TASK STATEMENT: Your copy should match the entries exactly, with the pictures left out.

Website and app data records:
---------------

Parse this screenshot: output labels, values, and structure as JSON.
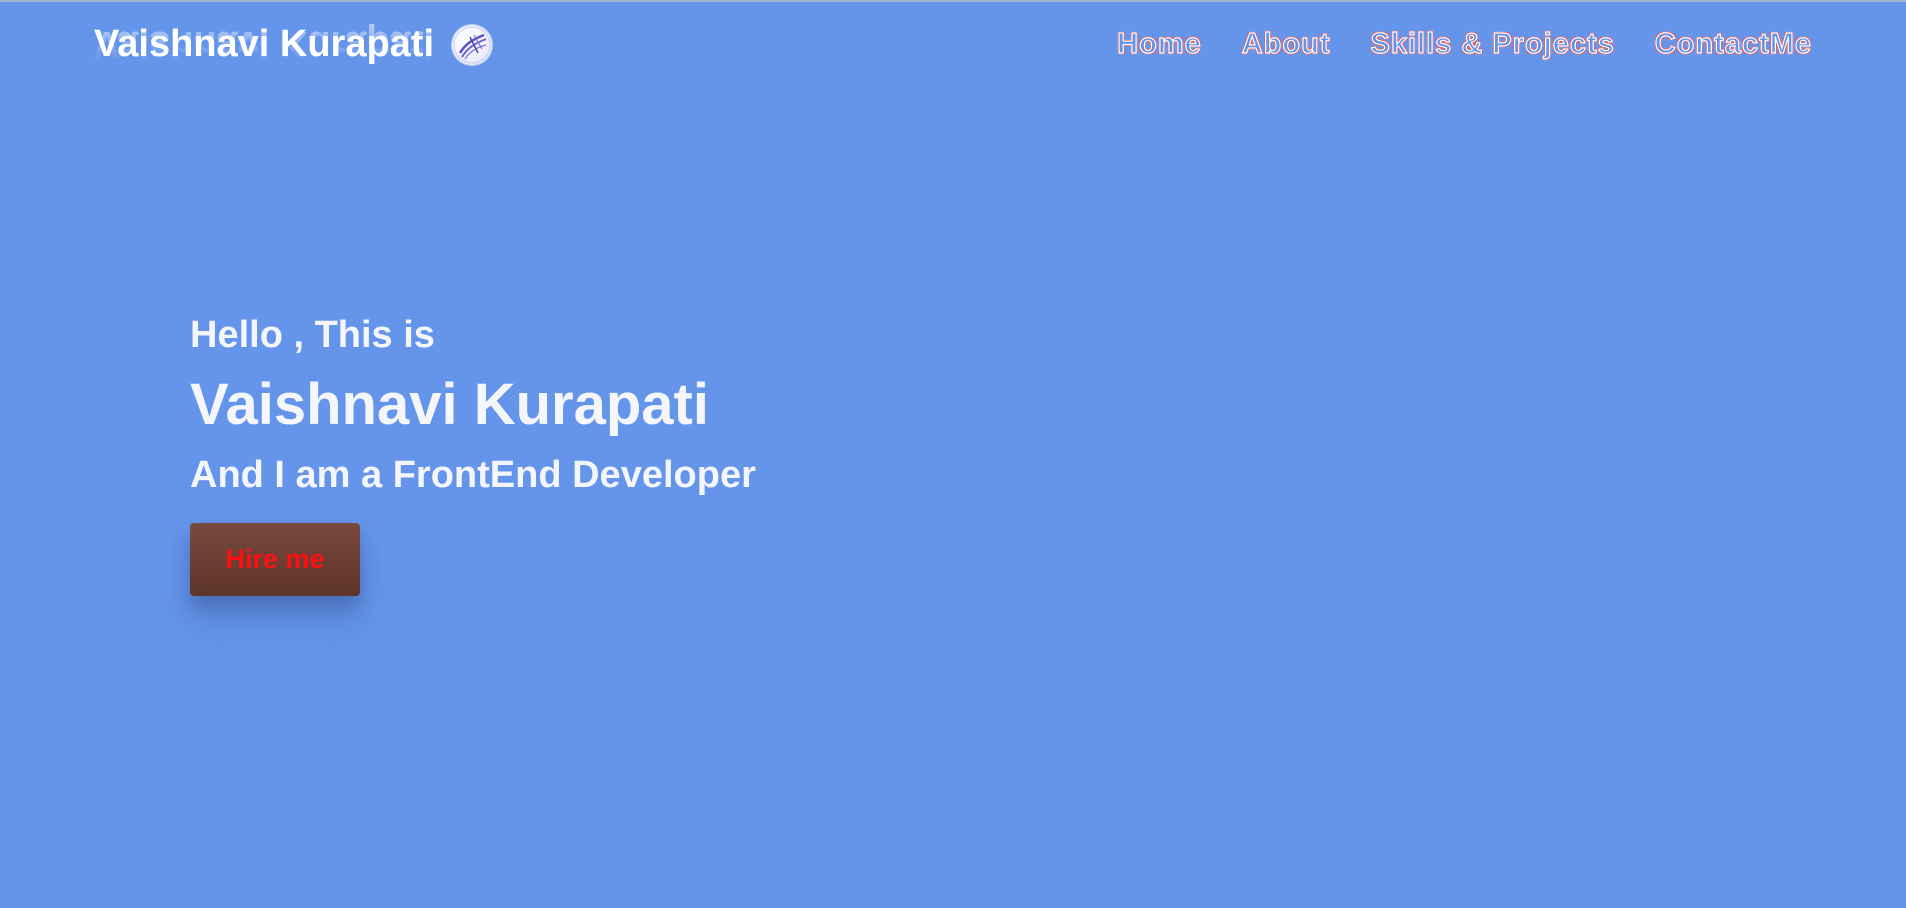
{
  "brand": {
    "name": "Vaishnavi Kurapati",
    "logo_icon": "globe-logo-icon"
  },
  "nav": {
    "items": [
      {
        "label": "Home"
      },
      {
        "label": "About"
      },
      {
        "label": "Skills & Projects"
      },
      {
        "label": "ContactMe"
      }
    ]
  },
  "hero": {
    "greeting": "Hello , This is",
    "name": "Vaishnavi Kurapati",
    "role": "And I am a FrontEnd Developer",
    "cta_label": "Hire me"
  },
  "colors": {
    "background": "#6495ea",
    "nav_outline": "#ff3b30",
    "cta_background": "#6a3c32",
    "cta_text": "#ff1010",
    "text": "#f4f6fb"
  }
}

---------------

OUTPUT:
Parse this screenshot: output labels, values, and structure as JSON.
{
  "brand": {
    "name": "Vaishnavi Kurapati",
    "logo_icon": "globe-logo-icon"
  },
  "nav": {
    "items": [
      {
        "label": "Home"
      },
      {
        "label": "About"
      },
      {
        "label": "Skills & Projects"
      },
      {
        "label": "ContactMe"
      }
    ]
  },
  "hero": {
    "greeting": "Hello , This is",
    "name": "Vaishnavi Kurapati",
    "role": "And I am a FrontEnd Developer",
    "cta_label": "Hire me"
  },
  "colors": {
    "background": "#6495ea",
    "nav_outline": "#ff3b30",
    "cta_background": "#6a3c32",
    "cta_text": "#ff1010",
    "text": "#f4f6fb"
  }
}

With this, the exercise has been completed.